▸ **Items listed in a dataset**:
● ● ● ● ●

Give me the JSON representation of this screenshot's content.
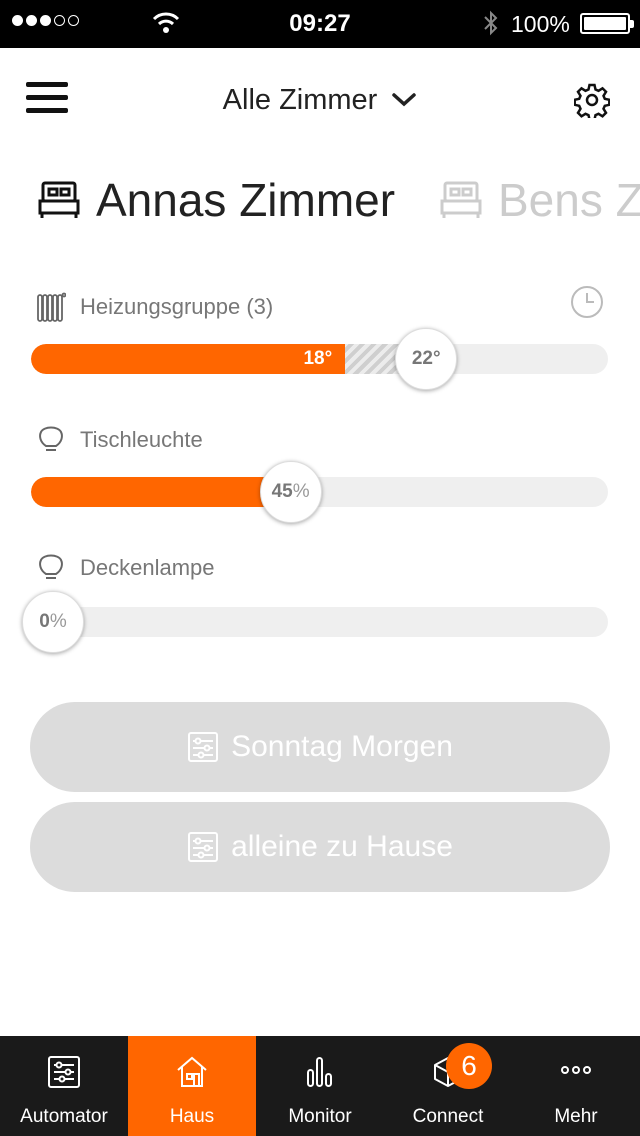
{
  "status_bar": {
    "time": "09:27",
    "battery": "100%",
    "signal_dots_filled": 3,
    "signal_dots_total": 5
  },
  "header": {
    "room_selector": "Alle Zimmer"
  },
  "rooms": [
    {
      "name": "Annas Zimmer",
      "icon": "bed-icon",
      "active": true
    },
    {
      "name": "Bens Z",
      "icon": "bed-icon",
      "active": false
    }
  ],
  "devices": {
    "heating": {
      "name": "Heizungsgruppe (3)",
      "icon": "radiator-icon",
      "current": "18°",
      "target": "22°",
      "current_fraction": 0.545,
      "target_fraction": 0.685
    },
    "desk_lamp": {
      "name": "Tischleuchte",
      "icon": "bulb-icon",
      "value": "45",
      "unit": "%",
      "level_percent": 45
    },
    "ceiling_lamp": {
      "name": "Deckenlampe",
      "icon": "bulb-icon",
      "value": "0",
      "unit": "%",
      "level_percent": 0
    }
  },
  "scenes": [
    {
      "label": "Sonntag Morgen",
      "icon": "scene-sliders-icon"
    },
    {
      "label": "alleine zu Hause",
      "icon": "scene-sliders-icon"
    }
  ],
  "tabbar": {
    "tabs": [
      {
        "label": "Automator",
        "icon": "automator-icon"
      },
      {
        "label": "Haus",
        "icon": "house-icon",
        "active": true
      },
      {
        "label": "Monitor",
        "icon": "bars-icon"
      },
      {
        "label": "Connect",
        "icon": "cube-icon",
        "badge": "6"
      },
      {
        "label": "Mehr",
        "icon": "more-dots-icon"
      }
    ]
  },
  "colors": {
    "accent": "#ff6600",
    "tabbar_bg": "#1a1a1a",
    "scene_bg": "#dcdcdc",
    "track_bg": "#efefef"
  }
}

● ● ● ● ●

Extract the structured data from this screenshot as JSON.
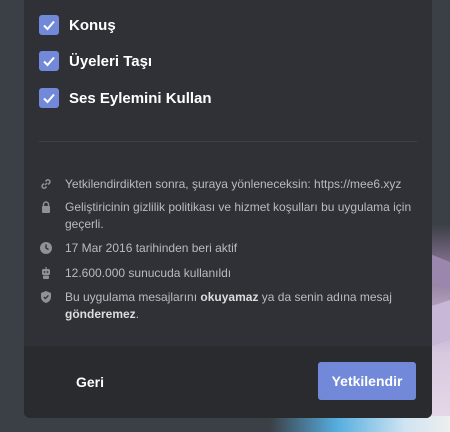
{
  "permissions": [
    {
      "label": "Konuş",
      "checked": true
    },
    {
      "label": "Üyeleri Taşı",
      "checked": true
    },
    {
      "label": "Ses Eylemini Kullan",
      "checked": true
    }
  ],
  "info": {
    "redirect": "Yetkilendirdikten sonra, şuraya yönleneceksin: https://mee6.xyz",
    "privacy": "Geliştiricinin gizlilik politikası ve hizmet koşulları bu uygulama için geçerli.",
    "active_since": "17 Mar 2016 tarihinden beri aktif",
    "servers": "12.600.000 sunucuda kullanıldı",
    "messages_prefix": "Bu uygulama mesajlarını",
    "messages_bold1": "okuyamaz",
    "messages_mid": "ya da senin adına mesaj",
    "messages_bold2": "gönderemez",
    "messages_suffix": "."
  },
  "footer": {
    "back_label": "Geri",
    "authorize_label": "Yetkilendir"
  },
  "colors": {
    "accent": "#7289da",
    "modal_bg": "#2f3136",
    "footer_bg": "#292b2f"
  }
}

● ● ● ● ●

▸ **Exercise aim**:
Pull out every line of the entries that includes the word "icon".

▸ **Exercise solution**:
      "icon": "bed-icon",
      "icon": "bed-icon",
      "icon": "radiator-icon",
      "icon": "bulb-icon",
      "icon": "bulb-icon",
      "icon": "scene-sliders-icon"
      "icon": "scene-sliders-icon"
        "icon": "automator-icon"
        "icon": "house-icon",
        "icon": "bars-icon"
        "icon": "cube-icon",
        "icon": "more-dots-icon"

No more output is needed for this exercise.